source: Muscular Dystrophy Australia
Spinal muscular atrophy (SMA) is a genetic condition which affects the nerves that control muscle movement – the motor neurons.
It is named ‘spinal’ because most of the motor neurons are located in the spinal cord. ‘Muscular’ is in the name because it primary affects the muscles which don’t receive signals from the motor neurons. ‘Atrophy’ is the medical term for wasting away or getting smaller, which is what generally happens to muscles when they’re not active.
There is wide variability in age of onset, symptoms and rate of progression of SMA and it is often classified into types 1 to 4 based on the physical milestones achieved. Please see the document ‘Spinal Muscular Atrophy – an overview’ for a brief description of the different types.

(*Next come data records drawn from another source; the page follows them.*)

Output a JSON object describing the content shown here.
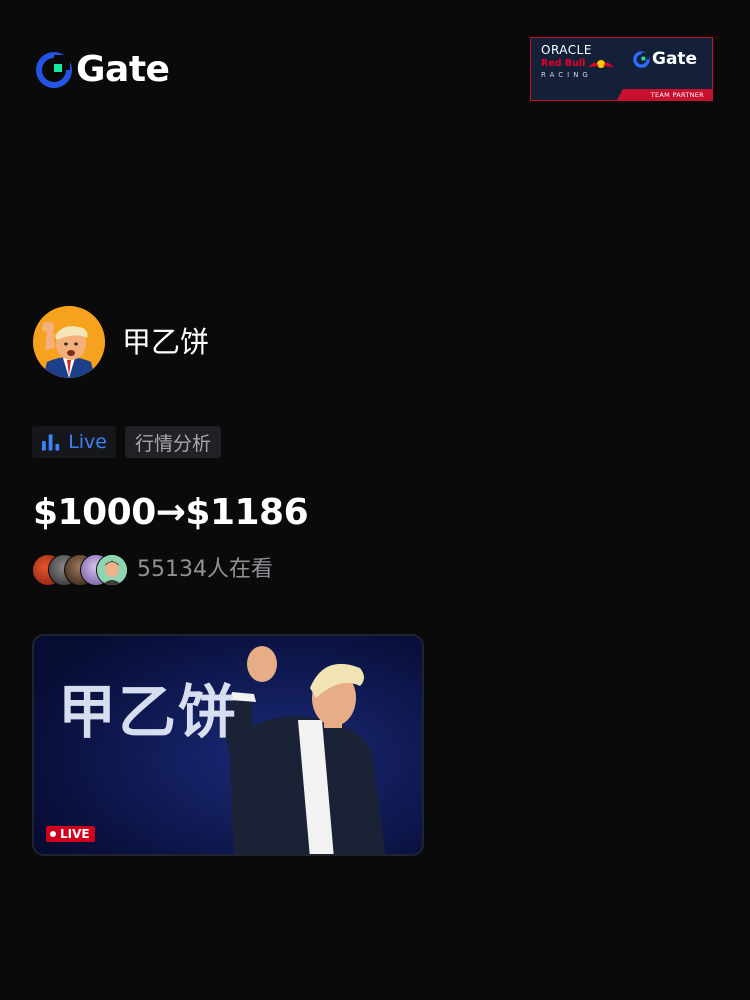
{
  "header": {
    "brand": "Gate",
    "partner_badge": {
      "oracle": "ORACLE",
      "redbull": "Red Bull",
      "racing": "RACING",
      "gate": "Gate",
      "team_partner": "TEAM PARTNER"
    }
  },
  "host": {
    "name": "甲乙饼",
    "avatar_icon": "trump-cartoon-avatar"
  },
  "tags": {
    "live_label": "Live",
    "category": "行情分析"
  },
  "stream": {
    "title": "$1000→$1186",
    "viewer_count": "55134人在看",
    "card_title": "甲乙饼",
    "live_badge": "LIVE"
  },
  "colors": {
    "background": "#0a0a0a",
    "accent_blue": "#3b82f6",
    "gate_green": "#17e7a1",
    "live_red": "#d0021b",
    "card_bg": "#0a1240"
  }
}
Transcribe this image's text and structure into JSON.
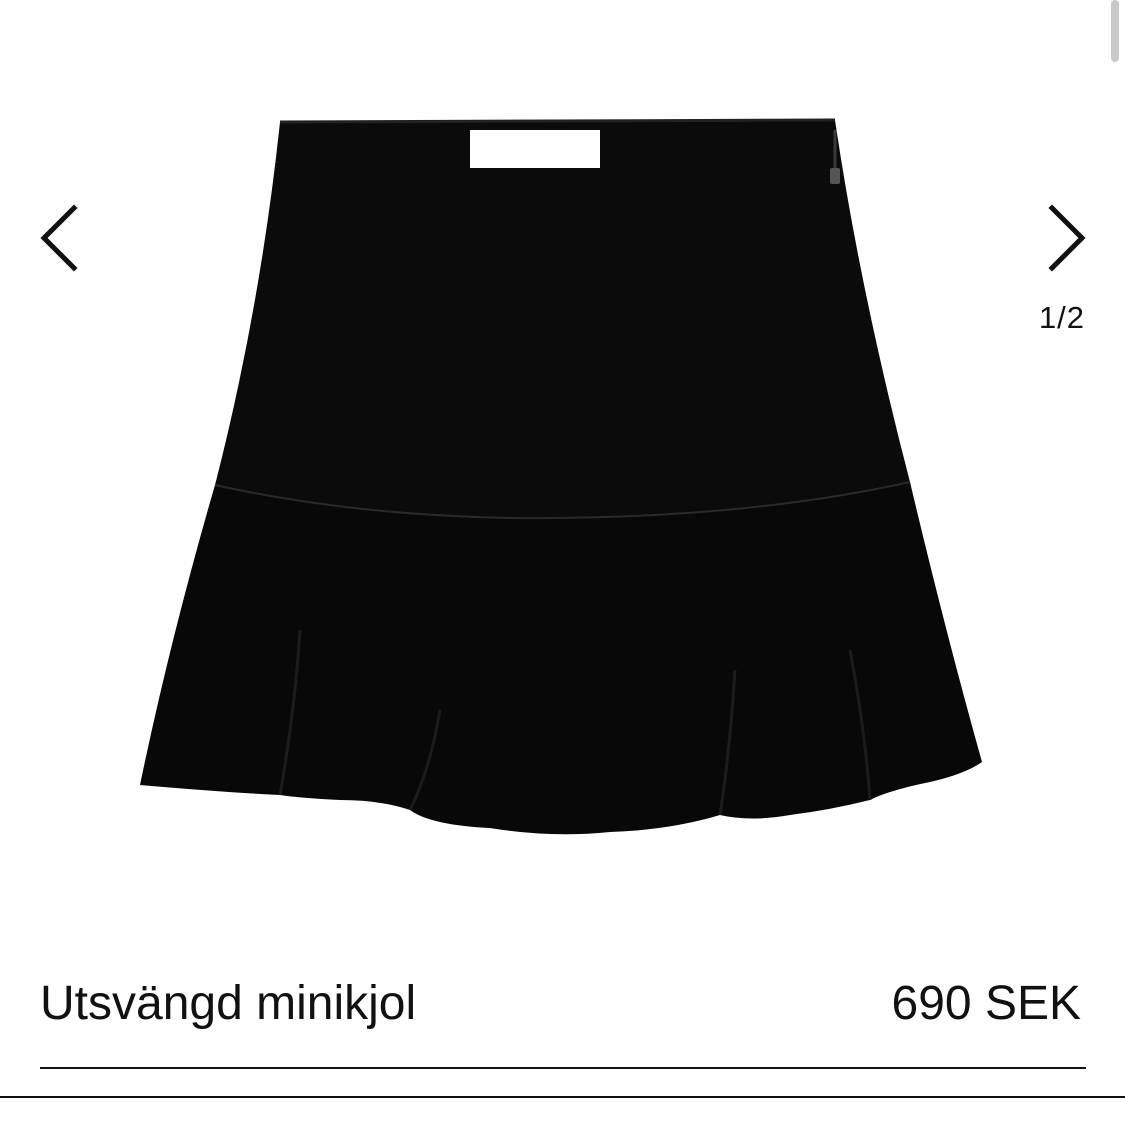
{
  "gallery": {
    "image_alt": "Utsvängd minikjol",
    "counter": "1/2",
    "prev_icon": "chevron-left-icon",
    "next_icon": "chevron-right-icon"
  },
  "product": {
    "name": "Utsvängd minikjol",
    "price": "690 SEK",
    "color": "#0a0a0a"
  }
}
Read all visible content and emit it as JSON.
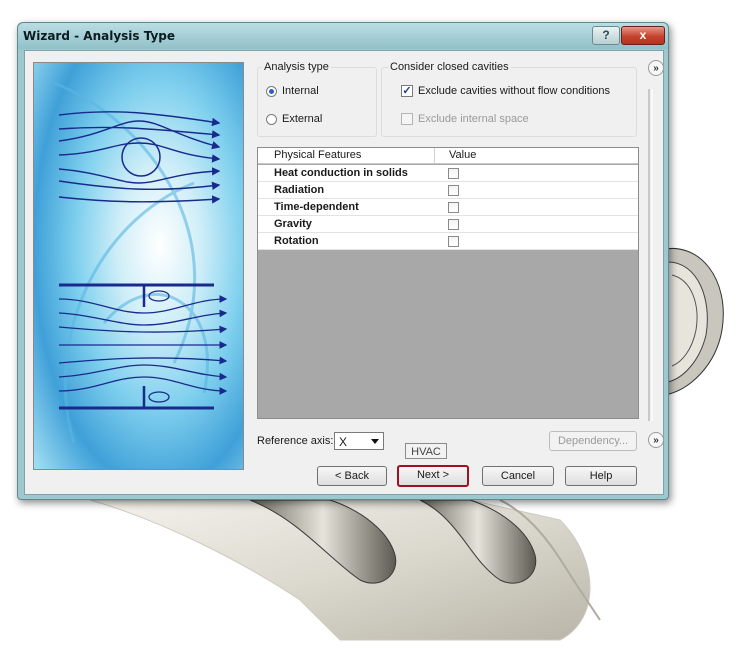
{
  "window": {
    "title": "Wizard - Analysis Type",
    "help_glyph": "?",
    "close_glyph": "x"
  },
  "analysis_type": {
    "label": "Analysis type",
    "options": [
      "Internal",
      "External"
    ],
    "selected": "Internal"
  },
  "closed_cavities": {
    "label": "Consider closed cavities",
    "exclude_without_flow": {
      "label": "Exclude cavities without flow conditions",
      "checked": true,
      "enabled": true
    },
    "exclude_internal_space": {
      "label": "Exclude internal space",
      "checked": false,
      "enabled": false
    }
  },
  "features_table": {
    "headers": [
      "Physical Features",
      "Value"
    ],
    "rows": [
      {
        "name": "Heat conduction in solids",
        "checked": false
      },
      {
        "name": "Radiation",
        "checked": false
      },
      {
        "name": "Time-dependent",
        "checked": false
      },
      {
        "name": "Gravity",
        "checked": false
      },
      {
        "name": "Rotation",
        "checked": false
      }
    ]
  },
  "reference_axis": {
    "label": "Reference axis:",
    "value": "X"
  },
  "buttons": {
    "dependency": "Dependency...",
    "back": "< Back",
    "next": "Next >",
    "cancel": "Cancel",
    "help": "Help",
    "expand": "»"
  },
  "tooltip": "HVAC",
  "colors": {
    "title_bar": "#9ec8cf",
    "close_button": "#c5432e",
    "focus_border": "#a01020",
    "flow_lines": "#1a2a8c"
  }
}
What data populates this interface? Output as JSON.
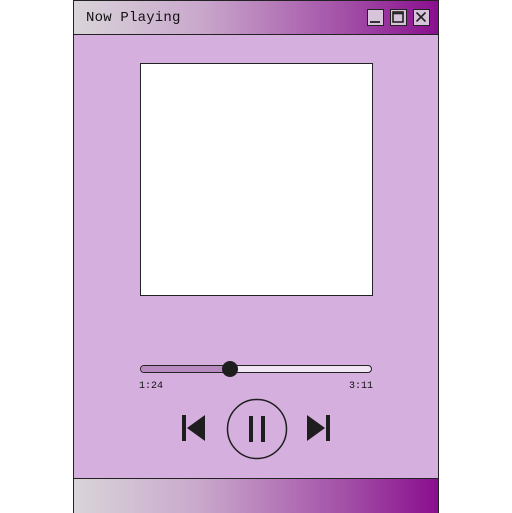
{
  "window": {
    "title": "Now Playing"
  },
  "player": {
    "elapsed": "1:24",
    "total": "3:11",
    "progress_fraction": 0.385,
    "state": "playing"
  },
  "icons": {
    "minimize": "minimize-icon",
    "maximize": "maximize-icon",
    "close": "close-icon",
    "previous": "skip-previous-icon",
    "pause": "pause-icon",
    "next": "skip-next-icon"
  },
  "colors": {
    "window_bg": "#d5afdd",
    "gradient_start": "#d9d4d9",
    "gradient_end": "#8a0e8f",
    "progress_fill": "#b98ac0",
    "knob": "#1e1e1e"
  }
}
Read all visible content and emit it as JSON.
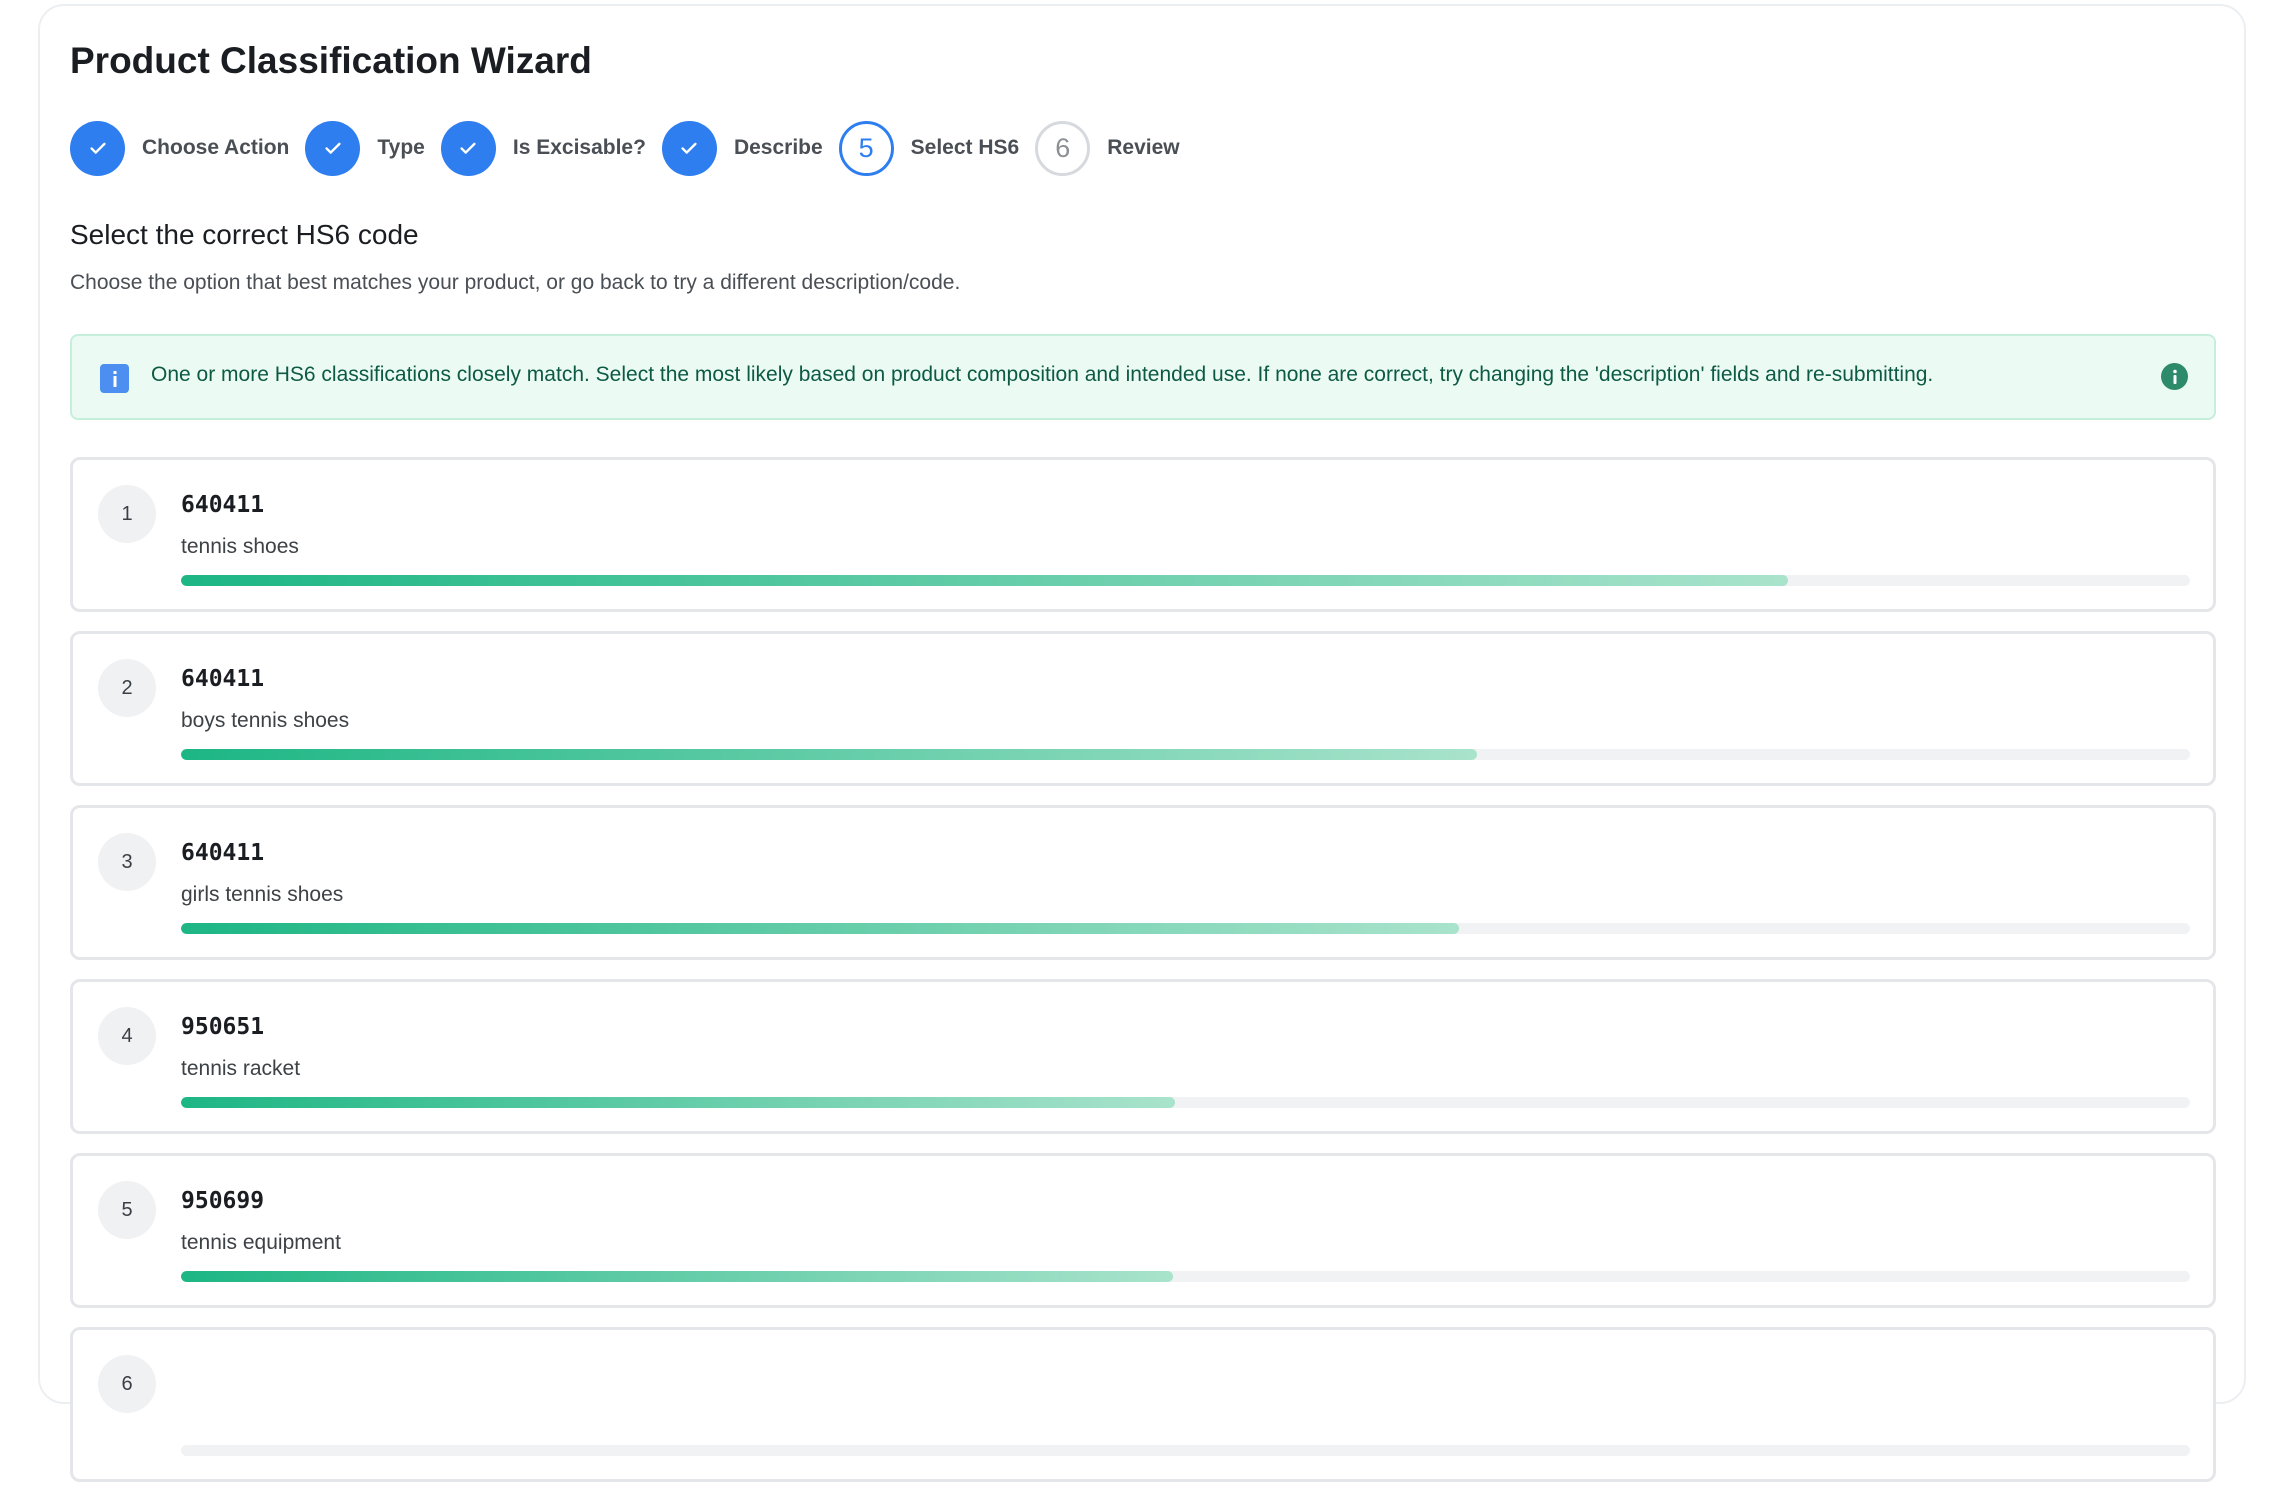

Babies usually start to show symptoms of SMA type 2 between the ages of seven and 18 months. They are able to eventually sit unsupported but are usually not able to stand without support. Despite a set pattern of weakness, each person is different in the extent to which they are affected. Some children with SMA type 2 live well into adulthood and others are weaker and have shorter lives.